While other claims have been made for the birthplace of this great mediaeval scholar and while for a time it was thought to be at Maxton in Roxburghshire accepted wisdom now, as Father Henry advised, is that it was most definitely in Duns, Maxton’s claim having been shown to have been based not even on a misreading or misunderstanding but on deliberate forgery.
Born in 1265 Duns Scotus’ earliest education was probably at Haddington and Berwick. Entering the Franciscan Order in 1281 he spent the next twelve years at Oxford before becoming a Priest at Northampton in 1291 and from 1293 to 1297 studying theology at the University of Paris. It was while in Paris that he would have learned of the signing of the Auld Alliance between Scotland and France.
During this period too he would have learned of the sack of Berwick when Edward 1 laid waste the Town and the townspeople were massacred (according to one report to the extent of 11,060 souls although this figure sounds unlikely) but which number must have included many of Scotus’ friends and colleagues.

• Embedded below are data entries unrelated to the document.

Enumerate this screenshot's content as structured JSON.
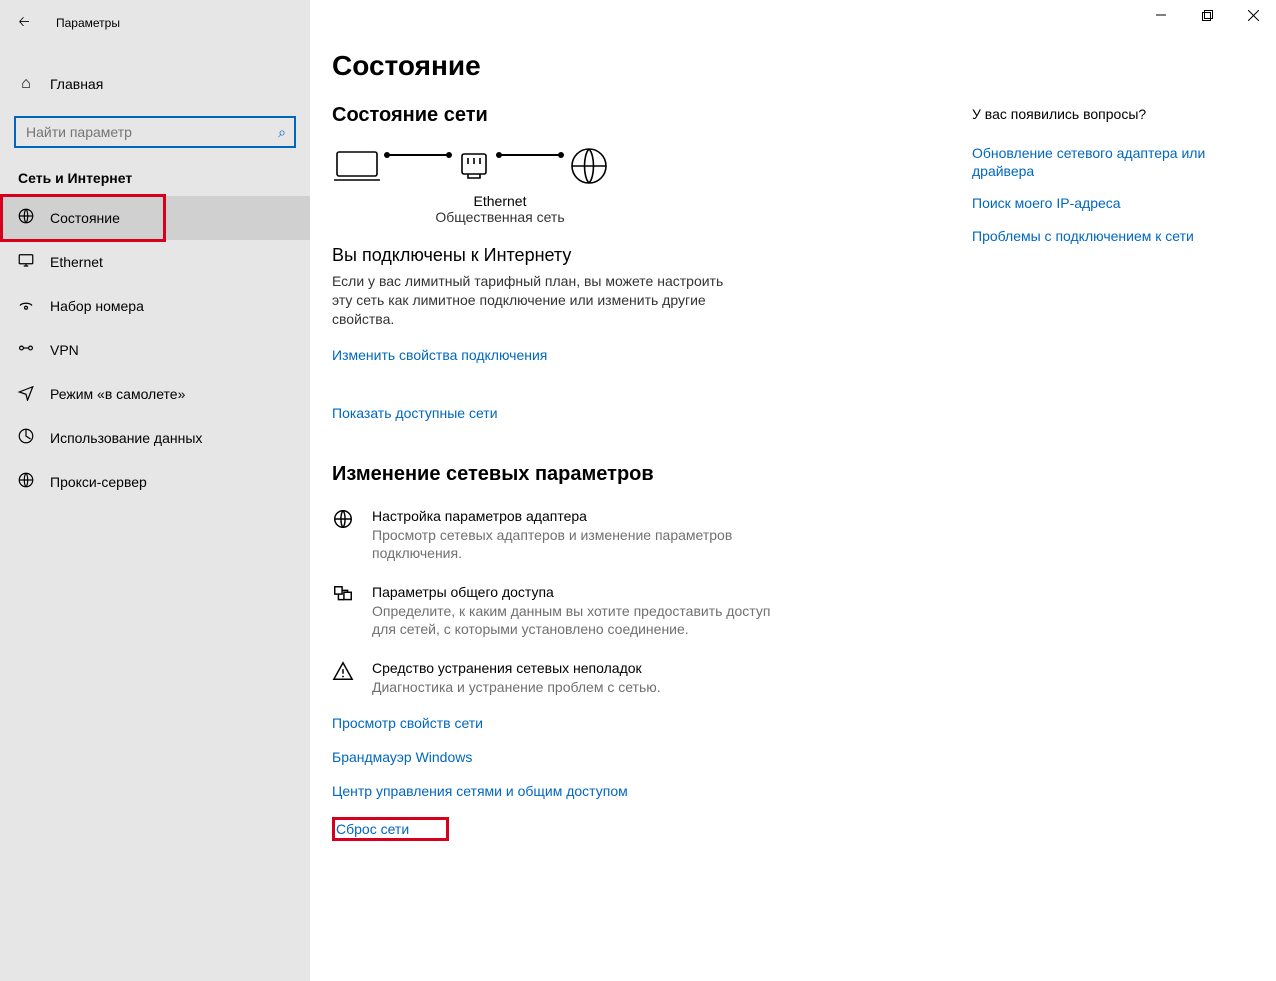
{
  "app": {
    "title": "Параметры"
  },
  "sidebar": {
    "home": "Главная",
    "search_placeholder": "Найти параметр",
    "category": "Сеть и Интернет",
    "items": [
      {
        "label": "Состояние"
      },
      {
        "label": "Ethernet"
      },
      {
        "label": "Набор номера"
      },
      {
        "label": "VPN"
      },
      {
        "label": "Режим «в самолете»"
      },
      {
        "label": "Использование данных"
      },
      {
        "label": "Прокси-сервер"
      }
    ]
  },
  "page": {
    "title": "Состояние",
    "status_heading": "Состояние сети",
    "node_label": "Ethernet",
    "node_sublabel": "Общественная сеть",
    "connected_title": "Вы подключены к Интернету",
    "connected_desc": "Если у вас лимитный тарифный план, вы можете настроить эту сеть как лимитное подключение или изменить другие свойства.",
    "link_change_props": "Изменить свойства подключения",
    "link_show_networks": "Показать доступные сети",
    "change_heading": "Изменение сетевых параметров",
    "rows": [
      {
        "title": "Настройка параметров адаптера",
        "desc": "Просмотр сетевых адаптеров и изменение параметров подключения."
      },
      {
        "title": "Параметры общего доступа",
        "desc": "Определите, к каким данным вы хотите предоставить доступ для сетей, с которыми установлено соединение."
      },
      {
        "title": "Средство устранения сетевых неполадок",
        "desc": "Диагностика и устранение проблем с сетью."
      }
    ],
    "links": [
      "Просмотр свойств сети",
      "Брандмауэр Windows",
      "Центр управления сетями и общим доступом"
    ],
    "reset": "Сброс сети"
  },
  "help": {
    "heading": "У вас появились вопросы?",
    "links": [
      "Обновление сетевого адаптера или драйвера",
      "Поиск моего IP-адреса",
      "Проблемы с подключением к сети"
    ]
  }
}
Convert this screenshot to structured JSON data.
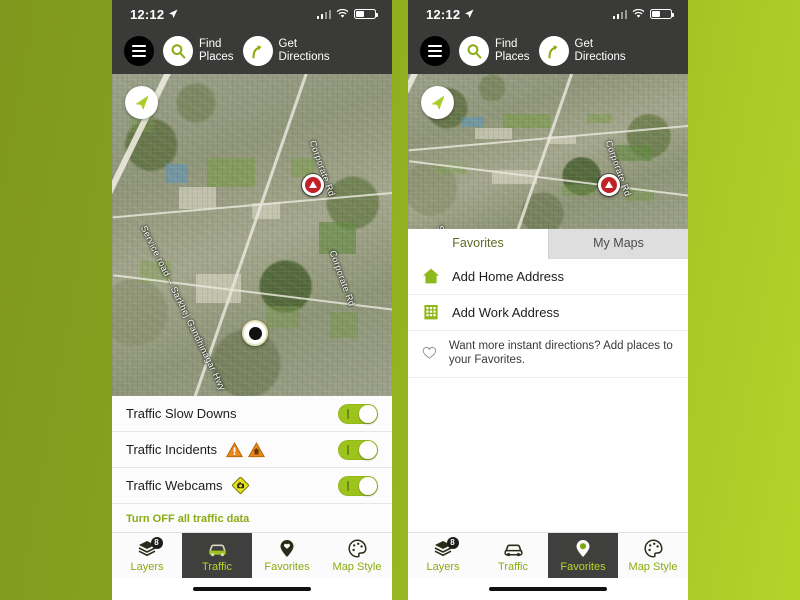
{
  "background": {
    "accent_green": "#9dc41c",
    "gradient_from": "#7f981d",
    "gradient_to": "#b5d32a"
  },
  "status_bar": {
    "time": "12:12",
    "location_icon": "location-arrow-icon",
    "signal_icon": "cellular-signal-icon",
    "wifi_icon": "wifi-icon",
    "battery_icon": "battery-icon"
  },
  "app_header": {
    "menu_icon": "hamburger-menu-icon",
    "actions": [
      {
        "icon": "search-magnifier-icon",
        "label_line1": "Find",
        "label_line2": "Places"
      },
      {
        "icon": "turn-right-arrow-icon",
        "label_line1": "Get",
        "label_line2": "Directions"
      }
    ]
  },
  "map": {
    "locate_icon": "navigation-arrow-icon",
    "road_labels": [
      "Service road -- Sarkhej Gandhinagar Hwy",
      "Corporate Rd",
      "Corporate Rd"
    ],
    "markers": [
      {
        "name": "incident-marker",
        "type": "red-alert-pin"
      },
      {
        "name": "location-marker",
        "type": "white-black-dot"
      }
    ]
  },
  "traffic_panel": {
    "rows": [
      {
        "label": "Traffic Slow Downs",
        "toggle": "on",
        "icons": []
      },
      {
        "label": "Traffic Incidents",
        "toggle": "on",
        "icons": [
          "warning-triangle-icon",
          "roadwork-triangle-icon"
        ]
      },
      {
        "label": "Traffic Webcams",
        "toggle": "on",
        "icons": [
          "webcam-diamond-icon"
        ]
      }
    ],
    "turn_off_link": "Turn OFF all traffic data"
  },
  "favorites_panel": {
    "tabs": [
      {
        "label": "Favorites",
        "active": true
      },
      {
        "label": "My Maps",
        "active": false
      }
    ],
    "rows": [
      {
        "icon": "home-icon",
        "label": "Add Home Address"
      },
      {
        "icon": "office-building-icon",
        "label": "Add Work Address"
      }
    ],
    "note": {
      "icon": "heart-outline-icon",
      "text": "Want more instant directions? Add places to your Favorites."
    }
  },
  "tab_bar_left": {
    "tabs": [
      {
        "label": "Layers",
        "icon": "layers-icon",
        "badge": "8",
        "active": false
      },
      {
        "label": "Traffic",
        "icon": "car-icon",
        "badge": "",
        "active": true
      },
      {
        "label": "Favorites",
        "icon": "map-pin-heart-icon",
        "badge": "",
        "active": false
      },
      {
        "label": "Map Style",
        "icon": "palette-icon",
        "badge": "",
        "active": false
      }
    ]
  },
  "tab_bar_right": {
    "tabs": [
      {
        "label": "Layers",
        "icon": "layers-icon",
        "badge": "8",
        "active": false
      },
      {
        "label": "Traffic",
        "icon": "car-icon",
        "badge": "",
        "active": false
      },
      {
        "label": "Favorites",
        "icon": "map-pin-heart-icon",
        "badge": "",
        "active": true
      },
      {
        "label": "Map Style",
        "icon": "palette-icon",
        "badge": "",
        "active": false
      }
    ]
  }
}
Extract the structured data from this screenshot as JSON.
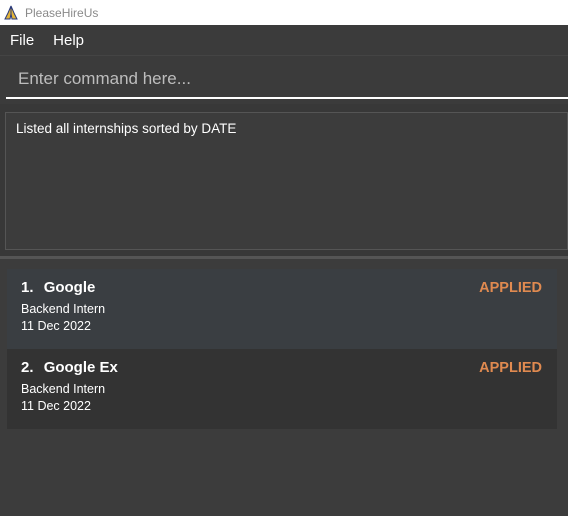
{
  "window": {
    "title": "PleaseHireUs",
    "app_icon": "praying-hands-icon"
  },
  "menubar": {
    "items": [
      {
        "label": "File"
      },
      {
        "label": "Help"
      }
    ]
  },
  "command_box": {
    "placeholder": "Enter command here...",
    "value": ""
  },
  "result_display": {
    "text": "Listed all internships sorted by DATE"
  },
  "internship_list": {
    "items": [
      {
        "index": "1.",
        "company": "Google",
        "role": "Backend Intern",
        "date": "11 Dec 2022",
        "status": "APPLIED"
      },
      {
        "index": "2.",
        "company": "Google Ex",
        "role": "Backend Intern",
        "date": "11 Dec 2022",
        "status": "APPLIED"
      }
    ]
  },
  "colors": {
    "background": "#3b3b3b",
    "status_accent": "#e08a50",
    "text": "#ffffff"
  }
}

After a period at Cambridge and Oxford he returned to Paris in 1303 where he was appointed to the Franciscan Chair of Theology. By 1307 he had already left Paris probably for political reasons this being the time of the suppression of the Knights Templar and took up a teaching post in Cologne where he died the following year and is buried.
So much for his comparatively short life but what of the his philosophy? This is by no means something easily put over especially in the limited time which was available. It is not for nothing that Scotus is known as ‘The Subtle Doctor’. Father Henry however succeeded admirably taking the audience with him as he succinctly and clearly traced the history of philosophy comparing the thoughts and philosophies of Scotus with such as Plato, Aristotle and Aquinas and even drawing comparison with Hume, going on to stress the significance and importance of his teachings on the Church and on philosophical thought at the time and subsequently. Delightfully delivered with a relish of humour sometimes reaching a point as the speaker conceded by a rather circuitous route or as he referred to by using the "Ronnie Corbett approach" the talk was greatly appreciated by all present as shown by the length and depth of the subsequent question and answer session.

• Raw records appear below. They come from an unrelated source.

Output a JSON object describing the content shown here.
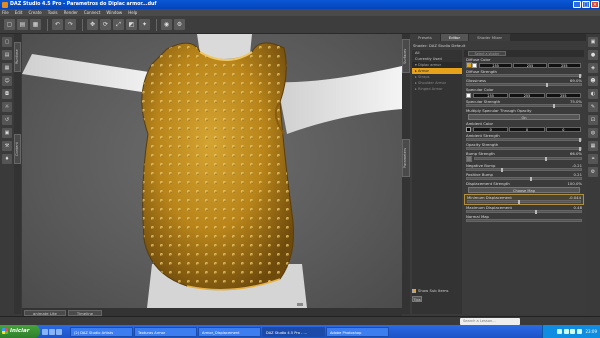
{
  "window": {
    "title": "DAZ Studio 4.5 Pro - Parametros do Diplac armor...duf",
    "controls": [
      "_",
      "□",
      "×"
    ]
  },
  "menu": [
    "File",
    "Edit",
    "Create",
    "Tools",
    "Render",
    "Connect",
    "Window",
    "Help"
  ],
  "viewport_tabs": [
    "Viewport",
    "Aux"
  ],
  "bottom_tabs": [
    "animate Lite",
    "Timeline"
  ],
  "left_vertical_tabs": [
    "Runtime",
    "Content"
  ],
  "right_vertical_tabs": [
    "Surfaces",
    "Parameters"
  ],
  "panel": {
    "tabs": [
      "Presets",
      "Editor",
      "Shader Mixer"
    ],
    "active_tab": "Editor",
    "shader_label": "Shader: DAZ Studio Default",
    "subbar_button": "Select a shader",
    "tree": [
      {
        "label": "All",
        "type": "item"
      },
      {
        "label": "Currently Used",
        "type": "item"
      },
      {
        "label": "▾ Diplac armor",
        "type": "head"
      },
      {
        "label": "▸ Armor",
        "type": "selected"
      },
      {
        "label": "▸ Straps",
        "type": "dim"
      },
      {
        "label": "▸ Shoulder Armor",
        "type": "dim"
      },
      {
        "label": "▸ Ringed Armor",
        "type": "dim"
      }
    ],
    "show_sub_items": "Show Sub Items",
    "bottom_button": "Tips",
    "properties": [
      {
        "name": "Diffuse Color",
        "kind": "color",
        "values": [
          "255",
          "255",
          "255"
        ],
        "textured": true
      },
      {
        "name": "Diffuse Strength",
        "kind": "slider",
        "value": ""
      },
      {
        "name": "Glossiness",
        "kind": "slider",
        "value": "69.0%"
      },
      {
        "name": "Specular Color",
        "kind": "color",
        "values": [
          "255",
          "255",
          "255"
        ],
        "textured": false
      },
      {
        "name": "Specular Strength",
        "kind": "slider",
        "value": "75.0%"
      },
      {
        "name": "Multiply Specular Through Opacity",
        "kind": "button",
        "value": "On"
      },
      {
        "name": "Ambient Color",
        "kind": "color",
        "values": [
          "0",
          "0",
          "0"
        ],
        "textured": false
      },
      {
        "name": "Ambient Strength",
        "kind": "slider",
        "value": ""
      },
      {
        "name": "Opacity Strength",
        "kind": "slider",
        "value": ""
      },
      {
        "name": "Bump Strength",
        "kind": "slider",
        "value": "66.0%",
        "textured": true
      },
      {
        "name": "Negative Bump",
        "kind": "slider",
        "value": "-0.21"
      },
      {
        "name": "Positive Bump",
        "kind": "slider",
        "value": "0.21"
      },
      {
        "name": "Displacement Strength",
        "kind": "slider",
        "value": "100.0%"
      },
      {
        "name": "",
        "kind": "button",
        "value": "Choose Map"
      },
      {
        "name": "Minimum Displacement",
        "kind": "slider",
        "value": "-0.044",
        "highlight": true
      },
      {
        "name": "Maximum Displacement",
        "kind": "slider",
        "value": "0.48"
      },
      {
        "name": "Normal Map",
        "kind": "slider",
        "value": ""
      }
    ]
  },
  "search_lessons_placeholder": "Search a Lesson...",
  "taskbar": {
    "start_label": "Iniciar",
    "tasks": [
      "(2) DAZ Studio Artists",
      "Texturas Armor",
      "Armor_Displacement",
      "DAZ Studio 4.5 Pro - ...",
      "Adobe Photoshop"
    ],
    "active_task": 3,
    "clock": "23:09"
  }
}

A most handsome, erudite and informative talk on a difficult subject beautifully delivered.
The statue (above right) was unveilled in 1966 to mark the 700th. anniversary of the birth of Duns Scotus.
The statue is the work of Mr. F Tritschier Glasgow and bears the inscription
"John Duns Scotus, Franciscan and Subtle Doctor was born in 1266 in the Town of Duns. His learning has shed lustre on Duns and Scotland, the Town and the land which gave him birth.
"Scotia hebet cunas, Famem Orbis, funera Rhenus, Caelum animam hic magni spirat imago viri"
The plinth was designed by Mr. McDonald-Smith and erected by Messrs Allan and Sons Ltd., Edinburgh and Messrs Nairn Ltd. Duns under the supervision of Mr. Small. The plaque was made by Messrs. Henshaw, Edinburgh.
The cairn was designed by Mr. H McDonald-Smith, A.R.I.B.A.,A.R.I..A.S., Edinburgh and erected by Messrs W.M. Nairn Ltd., Duns.
The plaque was made by Messrs. Charles Henshaw and Sons Ltd. Edinburgh. The work was supervised by Mr. James Small, Burgh Surveyor, Duns
The inscription on the plaque reads;
" John Duns Scotus the Subtle Doctor, and member of the Franciscan Order was born on this site in 1266. Whereever his distinguished name is uttered he shed lustre on Duns and Scotland, the town and land which bore him. Erected by the Franciscan Order on the Seventh Centenary of his Birth September 1966"
The above image from a Post Card by John G Corbett Duns